§ **Task description**: Search the records below for the line containing "Transcribe this image's". Output that line and all later lines exactly; output nothing else.

[Start of Attachment]

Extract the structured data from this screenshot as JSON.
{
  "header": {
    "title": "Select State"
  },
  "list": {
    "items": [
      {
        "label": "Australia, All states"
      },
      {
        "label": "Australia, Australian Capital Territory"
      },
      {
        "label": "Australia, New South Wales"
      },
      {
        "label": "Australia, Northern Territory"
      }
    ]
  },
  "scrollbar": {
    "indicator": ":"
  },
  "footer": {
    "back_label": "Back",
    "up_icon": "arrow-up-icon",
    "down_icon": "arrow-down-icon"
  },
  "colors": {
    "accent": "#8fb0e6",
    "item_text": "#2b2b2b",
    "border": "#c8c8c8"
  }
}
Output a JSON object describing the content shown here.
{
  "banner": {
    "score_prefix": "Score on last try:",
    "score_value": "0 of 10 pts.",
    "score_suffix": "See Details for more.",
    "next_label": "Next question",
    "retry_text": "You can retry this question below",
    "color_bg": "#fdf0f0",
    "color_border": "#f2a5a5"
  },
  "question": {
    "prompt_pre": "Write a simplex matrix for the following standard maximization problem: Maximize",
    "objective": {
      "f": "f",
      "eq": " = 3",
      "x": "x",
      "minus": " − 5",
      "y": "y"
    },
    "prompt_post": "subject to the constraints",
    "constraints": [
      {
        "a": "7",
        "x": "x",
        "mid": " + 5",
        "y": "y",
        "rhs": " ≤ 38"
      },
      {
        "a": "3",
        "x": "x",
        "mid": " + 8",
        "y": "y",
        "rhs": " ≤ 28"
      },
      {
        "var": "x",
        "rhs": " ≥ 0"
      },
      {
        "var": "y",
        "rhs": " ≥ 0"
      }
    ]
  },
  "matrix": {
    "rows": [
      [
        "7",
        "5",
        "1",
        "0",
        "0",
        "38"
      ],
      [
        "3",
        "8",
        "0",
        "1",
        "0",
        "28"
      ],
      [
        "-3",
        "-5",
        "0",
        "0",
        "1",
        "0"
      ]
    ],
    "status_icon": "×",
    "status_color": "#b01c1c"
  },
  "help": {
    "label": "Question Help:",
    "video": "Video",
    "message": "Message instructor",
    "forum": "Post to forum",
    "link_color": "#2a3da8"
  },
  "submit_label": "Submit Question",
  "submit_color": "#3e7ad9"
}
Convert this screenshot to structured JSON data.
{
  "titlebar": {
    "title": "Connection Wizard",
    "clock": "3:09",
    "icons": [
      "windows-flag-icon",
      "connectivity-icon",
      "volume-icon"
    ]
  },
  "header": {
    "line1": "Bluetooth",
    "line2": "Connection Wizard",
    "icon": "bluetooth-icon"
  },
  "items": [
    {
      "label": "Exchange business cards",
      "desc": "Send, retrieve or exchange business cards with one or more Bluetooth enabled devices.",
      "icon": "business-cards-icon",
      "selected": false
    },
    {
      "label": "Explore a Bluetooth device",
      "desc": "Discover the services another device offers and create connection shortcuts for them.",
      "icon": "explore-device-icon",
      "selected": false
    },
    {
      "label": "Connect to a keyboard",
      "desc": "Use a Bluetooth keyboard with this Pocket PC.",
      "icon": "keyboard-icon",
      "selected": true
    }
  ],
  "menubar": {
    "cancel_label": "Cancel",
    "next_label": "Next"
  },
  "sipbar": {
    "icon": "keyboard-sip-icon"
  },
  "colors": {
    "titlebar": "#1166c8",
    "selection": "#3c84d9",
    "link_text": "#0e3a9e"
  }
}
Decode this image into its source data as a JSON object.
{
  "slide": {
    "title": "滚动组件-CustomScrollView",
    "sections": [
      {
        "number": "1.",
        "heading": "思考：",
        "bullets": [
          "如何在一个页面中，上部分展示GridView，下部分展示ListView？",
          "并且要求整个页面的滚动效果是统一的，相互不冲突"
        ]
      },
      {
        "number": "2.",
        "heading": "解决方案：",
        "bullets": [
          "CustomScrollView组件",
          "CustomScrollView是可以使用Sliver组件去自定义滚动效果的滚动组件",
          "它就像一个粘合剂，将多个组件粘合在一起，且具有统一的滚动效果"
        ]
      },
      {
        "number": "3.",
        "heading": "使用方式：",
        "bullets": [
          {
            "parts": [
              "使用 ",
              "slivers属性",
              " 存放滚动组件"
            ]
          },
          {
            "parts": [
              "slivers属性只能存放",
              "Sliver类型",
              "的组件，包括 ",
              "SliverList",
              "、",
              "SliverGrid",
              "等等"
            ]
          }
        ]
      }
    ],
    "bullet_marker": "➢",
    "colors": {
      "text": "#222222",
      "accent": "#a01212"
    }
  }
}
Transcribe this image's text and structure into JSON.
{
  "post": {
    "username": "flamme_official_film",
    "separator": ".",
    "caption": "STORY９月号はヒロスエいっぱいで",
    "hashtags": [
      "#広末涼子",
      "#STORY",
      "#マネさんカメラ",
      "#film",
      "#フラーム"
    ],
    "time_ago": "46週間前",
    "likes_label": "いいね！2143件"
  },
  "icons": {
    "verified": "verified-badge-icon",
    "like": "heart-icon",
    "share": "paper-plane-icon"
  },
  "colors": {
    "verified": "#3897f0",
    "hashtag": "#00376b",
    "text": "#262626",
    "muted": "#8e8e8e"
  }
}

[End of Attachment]

§ **Written response**:
Transcribe this image's text and structure into JSON.
{
  "post": {
    "username": "flamme_official_film",
    "separator": ".",
    "caption": "STORY９月号はヒロスエいっぱいで",
    "hashtags": [
      "#広末涼子",
      "#STORY",
      "#マネさんカメラ",
      "#film",
      "#フラーム"
    ],
    "time_ago": "46週間前",
    "likes_label": "いいね！2143件"
  },
  "icons": {
    "verified": "verified-badge-icon",
    "like": "heart-icon",
    "share": "paper-plane-icon"
  },
  "colors": {
    "verified": "#3897f0",
    "hashtag": "#00376b",
    "text": "#262626",
    "muted": "#8e8e8e"
  }
}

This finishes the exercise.